If anybody has any information about the photos, or you are the owners of the photos, please contact SPI (

1-3. It is not uncommon that some people did not apply the sunscreen lotion unevenly and thoroughly.
As such, as shown in the photos, it is possible to create suntan lines that resemble ‘handprints’
4. When the sunscreen oil was absorbed into the skin, it became invisible and usually the swimmer would not have noticed it easily.

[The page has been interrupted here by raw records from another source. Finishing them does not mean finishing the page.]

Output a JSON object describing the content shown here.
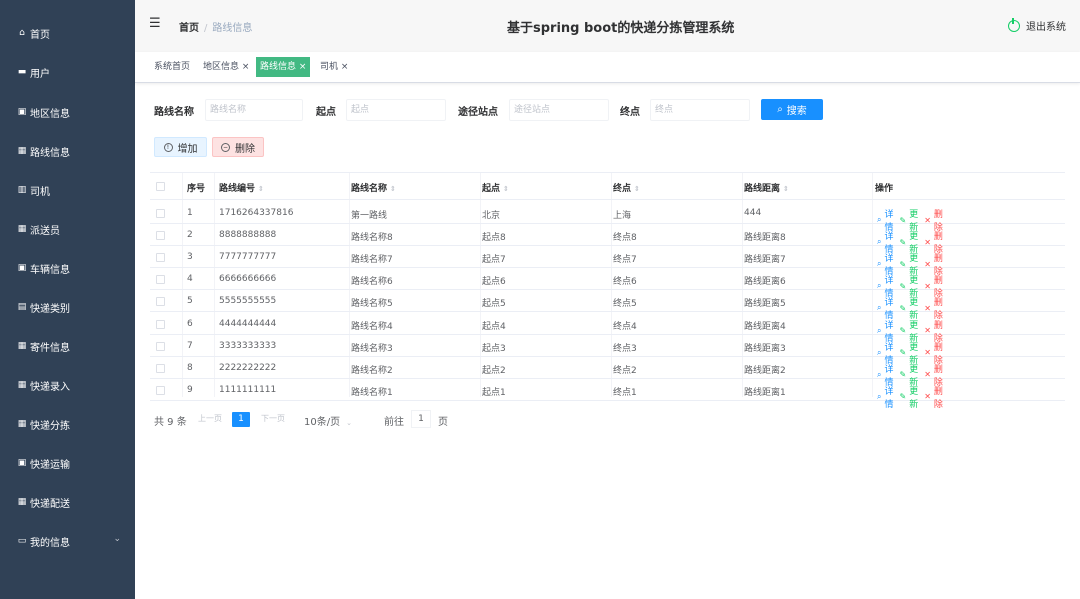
{
  "sidebar": {
    "items": [
      {
        "icon": "⌂",
        "label": "首页"
      },
      {
        "icon": "▬",
        "label": "用户"
      },
      {
        "icon": "▣",
        "label": "地区信息"
      },
      {
        "icon": "▦",
        "label": "路线信息"
      },
      {
        "icon": "▥",
        "label": "司机"
      },
      {
        "icon": "▦",
        "label": "派送员"
      },
      {
        "icon": "▣",
        "label": "车辆信息"
      },
      {
        "icon": "▤",
        "label": "快递类别"
      },
      {
        "icon": "▦",
        "label": "寄件信息"
      },
      {
        "icon": "▦",
        "label": "快递录入"
      },
      {
        "icon": "▦",
        "label": "快递分拣"
      },
      {
        "icon": "▣",
        "label": "快递运输"
      },
      {
        "icon": "▦",
        "label": "快递配送"
      },
      {
        "icon": "▭",
        "label": "我的信息"
      }
    ],
    "chevron": "⌄"
  },
  "header": {
    "menu_icon": "☰",
    "breadcrumb_home": "首页",
    "breadcrumb_sep": "/",
    "breadcrumb_current": "路线信息",
    "title": "基于spring boot的快递分拣管理系统",
    "logout_label": "退出系统"
  },
  "tags": [
    {
      "label": "系统首页"
    },
    {
      "label": "地区信息 ×"
    },
    {
      "label": "路线信息 ×"
    },
    {
      "label": "司机 ×"
    }
  ],
  "search": {
    "route_name_label": "路线名称",
    "route_name_placeholder": "路线名称",
    "start_label": "起点",
    "start_placeholder": "起点",
    "via_label": "途径站点",
    "via_placeholder": "途径站点",
    "end_label": "终点",
    "end_placeholder": "终点",
    "button_icon": "⌕",
    "button_label": "搜索"
  },
  "actions": {
    "add_icon": "!",
    "add_label": "增加",
    "delete_icon": "−",
    "delete_label": "删除"
  },
  "table": {
    "headers": [
      "序号",
      "路线编号",
      "路线名称",
      "起点",
      "终点",
      "路线距离",
      "操作"
    ],
    "sort_icon": "⇕",
    "rows": [
      [
        "1",
        "1716264337816",
        "第一路线",
        "北京",
        "上海",
        "444"
      ],
      [
        "2",
        "8888888888",
        "路线名称8",
        "起点8",
        "终点8",
        "路线距离8"
      ],
      [
        "3",
        "7777777777",
        "路线名称7",
        "起点7",
        "终点7",
        "路线距离7"
      ],
      [
        "4",
        "6666666666",
        "路线名称6",
        "起点6",
        "终点6",
        "路线距离6"
      ],
      [
        "5",
        "5555555555",
        "路线名称5",
        "起点5",
        "终点5",
        "路线距离5"
      ],
      [
        "6",
        "4444444444",
        "路线名称4",
        "起点4",
        "终点4",
        "路线距离4"
      ],
      [
        "7",
        "3333333333",
        "路线名称3",
        "起点3",
        "终点3",
        "路线距离3"
      ],
      [
        "8",
        "2222222222",
        "路线名称2",
        "起点2",
        "终点2",
        "路线距离2"
      ],
      [
        "9",
        "1111111111",
        "路线名称1",
        "起点1",
        "终点1",
        "路线距离1"
      ]
    ],
    "op_view": "详情",
    "op_edit": "更新",
    "op_delete": "删除",
    "op_view_icon": "⌕",
    "op_edit_icon": "✎",
    "op_delete_icon": "✕"
  },
  "pagination": {
    "total": "共 9 条",
    "prev": "上一页",
    "current": "1",
    "next": "下一页",
    "page_size": "10条/页",
    "size_arrow": "⌄",
    "goto": "前往",
    "goto_value": "1",
    "page_suffix": "页"
  },
  "colors": {
    "sidebar_bg": "#304156",
    "primary": "#1890ff",
    "active_tag": "#42b983",
    "success": "#13ce66",
    "danger": "#ff4949"
  }
}
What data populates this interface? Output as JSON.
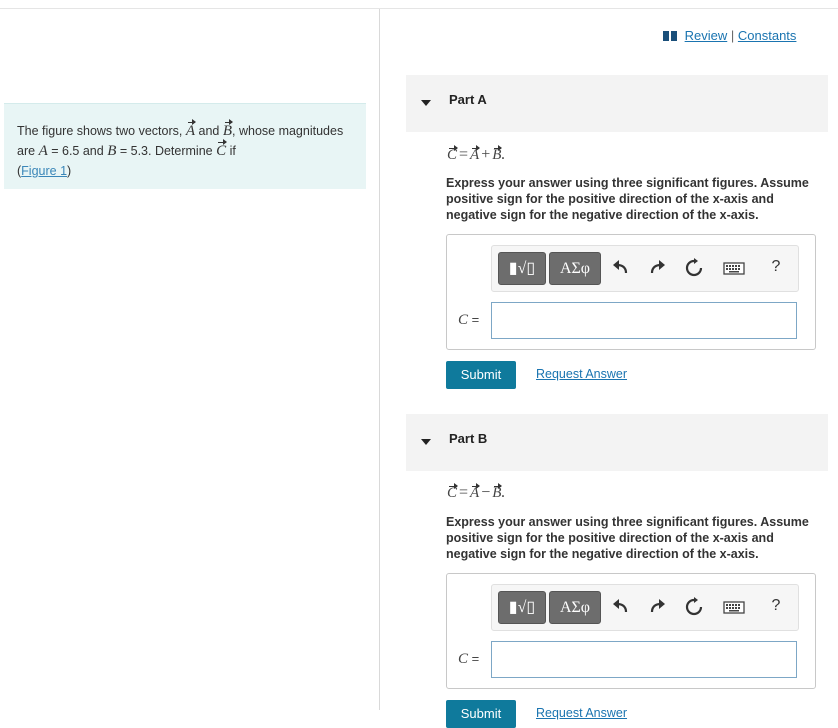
{
  "problem": {
    "text_prefix": "The figure shows two vectors,",
    "vector_a": "A",
    "and_word": "and",
    "vector_b": "B",
    "text_middle": ", whose magnitudes are",
    "a_symbol": "A",
    "a_value": "= 6.5 and",
    "b_symbol": "B",
    "b_value": "= 5.3. Determine",
    "vector_c": "C",
    "text_if": "if",
    "figure_link": "Figure 1"
  },
  "header_links": {
    "review": "Review",
    "separator": "|",
    "constants": "Constants"
  },
  "parts": [
    {
      "title": "Part A",
      "equation": {
        "lhs": "C",
        "eq": "=",
        "a": "A",
        "op": "+",
        "b": "B",
        "end": "."
      },
      "instructions": "Express your answer using three significant figures. Assume positive sign for the positive direction of the x-axis and negative sign for the negative direction of the x-axis.",
      "toolbar": {
        "template_label": "▮√▯",
        "greek_label": "ΑΣφ",
        "help_label": "?"
      },
      "answer_label": "C",
      "answer_eq": "=",
      "answer_value": "",
      "submit_label": "Submit",
      "request_label": "Request Answer"
    },
    {
      "title": "Part B",
      "equation": {
        "lhs": "C",
        "eq": "=",
        "a": "A",
        "op": "−",
        "b": "B",
        "end": "."
      },
      "instructions": "Express your answer using three significant figures. Assume positive sign for the positive direction of the x-axis and negative sign for the negative direction of the x-axis.",
      "toolbar": {
        "template_label": "▮√▯",
        "greek_label": "ΑΣφ",
        "help_label": "?"
      },
      "answer_label": "C",
      "answer_eq": "=",
      "answer_value": "",
      "submit_label": "Submit",
      "request_label": "Request Answer"
    }
  ],
  "icons": [
    "book-icon",
    "undo-icon",
    "redo-icon",
    "reset-icon",
    "keyboard-icon",
    "help-icon"
  ],
  "colors": {
    "accent": "#0f7a9c",
    "link": "#1a74b0",
    "problem_bg": "#e8f5f5"
  }
}
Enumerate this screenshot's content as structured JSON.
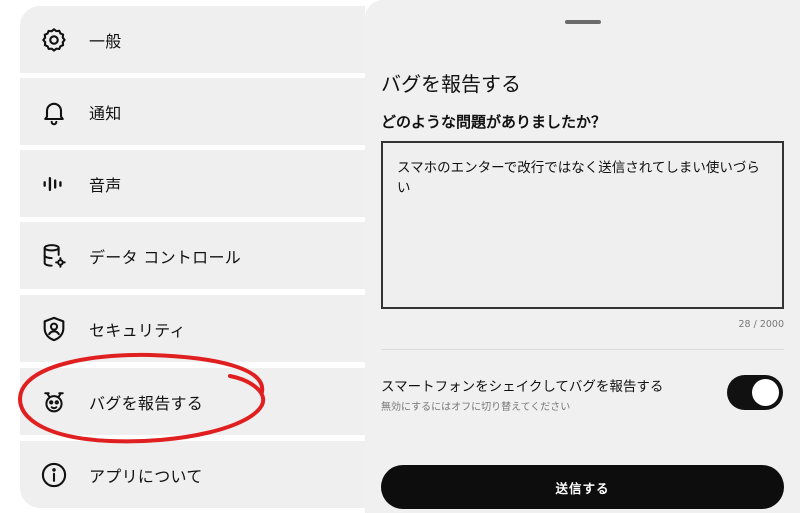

The handprints are not ghostly but natural phenomenon as a result of sunscreen lotion was not being properly applied. The collar of the shirt and the angle of camera shot gave an illusion that the prints are of hands. Actually they are shapes of Bart Simpson’s head when viewed at a perpendicular angle. The story is a lame rumour that conveniently made use the strange shape of handprints, called them ghost hands that tried to push the girl into the sea. The story went on to tell the benefit of being a devoted worshiper of a religion and hence got protected. From time to time, there are always similar rumours, for instance, somebody escaped death from a car accident, and his jade amulet was broken into halves as if the jade took upon the death on the owner’s behalf.It was condemned in STOMP that a liar out there was just trying to promote a religion. It is just another lame hoax that embeds within a superstitious propaganda for glorifying a supernatural power. By the Chinese cultural belief, ghost is an intangible and dark being that is very afraid of sunlight. Ghost can’t even substain for a slightest moment by exposing under a scorching sun. It would be more of the ghost killing itself than killing the girl by pushing her into water under a bright hot sun (!!). The last sentence warns people to stay away from deep water. It is not the deep water that kills. It is the ignorant people who are illuded into fallacies, disregard the truth and underestimate the risks.

To the SPI, it is another case closed.